When Brittany met Emerson, she thought they could have some fun together for a few weeks before she moved to Georgia for a master’s program. “I thought we could have a fun fling for a few weeks, and I would move away and never see him again, but the day I flew out of Washington, I called Emerson and asked if he would be my boyfriend,” she says.

They had a long distance relationship for that first year. “We talked every night on the phone, and he visited as often as he could, until he ended up moving to Georgia with me in 2012,” she says.

The couple knew they were destined to be together, so they actually started planning their wedding even before Emerson proposed. “We put the deposits down on the caterer and photographer before we were ‘officially’ engaged, because you [have to] lock the good ones down! We had chosen the date about six months before Emerson actually proposed.”

While it was a given that they were headed toward wedded bliss, Emerson still wanted to surprise Brittany with his proposal. “I was irrationally nervous considering I was asking a question I already knew the answer to, but there is always a lingering nervousness, not in the response, but in whether or not the manner with which you propose will measure up,” he says.

Brittany knew he was planning something special when he banned her from checking the mail for months. “Unbeknownst to me, Emerson had emailed all of my friends and our families asking for letters of support for our relationship,” she says. “On the day he proposed, he gave me a scrapbook with letters from our parents and close friends explaining why we make a great couple and why we should be together. I also have a friend who drew an incredible portrait of both of us, which he gave me as well. It was the sweetest thing I ever saw. I was in my pajamas on the couch and had to take a break from everything because I was crying too hard.”

The wedding was chock-full of DIY touches, including a family unity quilt Brittany made with pictures of every family member and notes from them as well. She said it took a year to execute, and she gave herself regular deadlines to keep herself on track.

She also made her own wedding dress. It took about eight months, and she made five practice dresses during the process. Emerson was her source of support when the task would overwhelm her. “Emerson was so patient with me at that time,” she says. “He took me out for a beer and reassured me that everything was going to be fine. Through the whole process, he also helped me make the dress—pinning me into the bodice and holding up mirrors so I could check all aspects of the gown. He was wonderful about it—although obviously we broke the rule of the groom not seeing the bride in the dress until the wedding day!”

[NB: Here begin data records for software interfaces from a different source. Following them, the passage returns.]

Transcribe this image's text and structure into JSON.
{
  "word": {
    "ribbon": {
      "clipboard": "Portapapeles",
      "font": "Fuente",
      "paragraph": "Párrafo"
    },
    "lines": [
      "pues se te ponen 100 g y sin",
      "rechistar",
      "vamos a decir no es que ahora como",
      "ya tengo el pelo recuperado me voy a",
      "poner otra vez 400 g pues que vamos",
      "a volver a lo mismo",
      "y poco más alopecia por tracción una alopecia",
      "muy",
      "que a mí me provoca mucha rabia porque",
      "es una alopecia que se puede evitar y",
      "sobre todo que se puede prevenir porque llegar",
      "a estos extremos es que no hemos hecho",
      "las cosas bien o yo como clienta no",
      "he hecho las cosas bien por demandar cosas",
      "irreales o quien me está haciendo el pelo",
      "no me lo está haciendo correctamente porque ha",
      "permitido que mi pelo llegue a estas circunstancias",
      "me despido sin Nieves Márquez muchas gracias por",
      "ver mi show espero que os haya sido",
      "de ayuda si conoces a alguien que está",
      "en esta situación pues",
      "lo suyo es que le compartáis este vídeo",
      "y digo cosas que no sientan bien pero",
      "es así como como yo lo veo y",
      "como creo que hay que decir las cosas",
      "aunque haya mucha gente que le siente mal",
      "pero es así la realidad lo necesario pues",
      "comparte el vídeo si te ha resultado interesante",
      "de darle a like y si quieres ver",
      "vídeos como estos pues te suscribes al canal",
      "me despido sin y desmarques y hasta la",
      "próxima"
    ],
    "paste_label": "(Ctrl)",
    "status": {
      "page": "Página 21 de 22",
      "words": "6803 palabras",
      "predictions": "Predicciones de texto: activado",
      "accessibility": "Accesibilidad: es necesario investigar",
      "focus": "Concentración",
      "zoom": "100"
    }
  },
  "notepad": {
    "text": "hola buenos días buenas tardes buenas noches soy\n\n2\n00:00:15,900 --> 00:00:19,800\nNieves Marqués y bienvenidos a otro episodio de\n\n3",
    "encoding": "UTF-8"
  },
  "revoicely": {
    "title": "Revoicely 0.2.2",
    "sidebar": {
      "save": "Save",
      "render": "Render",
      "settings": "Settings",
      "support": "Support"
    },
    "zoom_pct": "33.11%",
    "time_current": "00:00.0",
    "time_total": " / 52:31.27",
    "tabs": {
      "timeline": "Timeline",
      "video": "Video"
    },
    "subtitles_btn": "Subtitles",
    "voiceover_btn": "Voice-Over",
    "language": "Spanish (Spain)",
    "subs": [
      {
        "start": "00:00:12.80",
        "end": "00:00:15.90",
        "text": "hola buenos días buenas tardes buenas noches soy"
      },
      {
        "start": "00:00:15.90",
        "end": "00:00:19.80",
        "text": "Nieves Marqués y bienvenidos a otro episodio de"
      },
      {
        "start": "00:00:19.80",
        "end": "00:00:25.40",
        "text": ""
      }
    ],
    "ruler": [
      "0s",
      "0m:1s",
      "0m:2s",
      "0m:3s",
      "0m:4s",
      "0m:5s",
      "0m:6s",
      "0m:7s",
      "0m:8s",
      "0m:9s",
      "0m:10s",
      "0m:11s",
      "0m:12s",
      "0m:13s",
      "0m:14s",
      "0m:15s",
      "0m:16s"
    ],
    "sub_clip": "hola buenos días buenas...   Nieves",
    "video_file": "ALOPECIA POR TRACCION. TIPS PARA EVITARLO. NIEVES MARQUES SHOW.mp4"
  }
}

Looking back on the day, they both agree it was a blur. “Your mind is atwitter with absolutely any and everything it can be, and your biochemistry is in shambles,” Emerson says. “That said, I remember how at ease I felt when I finally got to interact with Brittany.”

—Kourtney Jason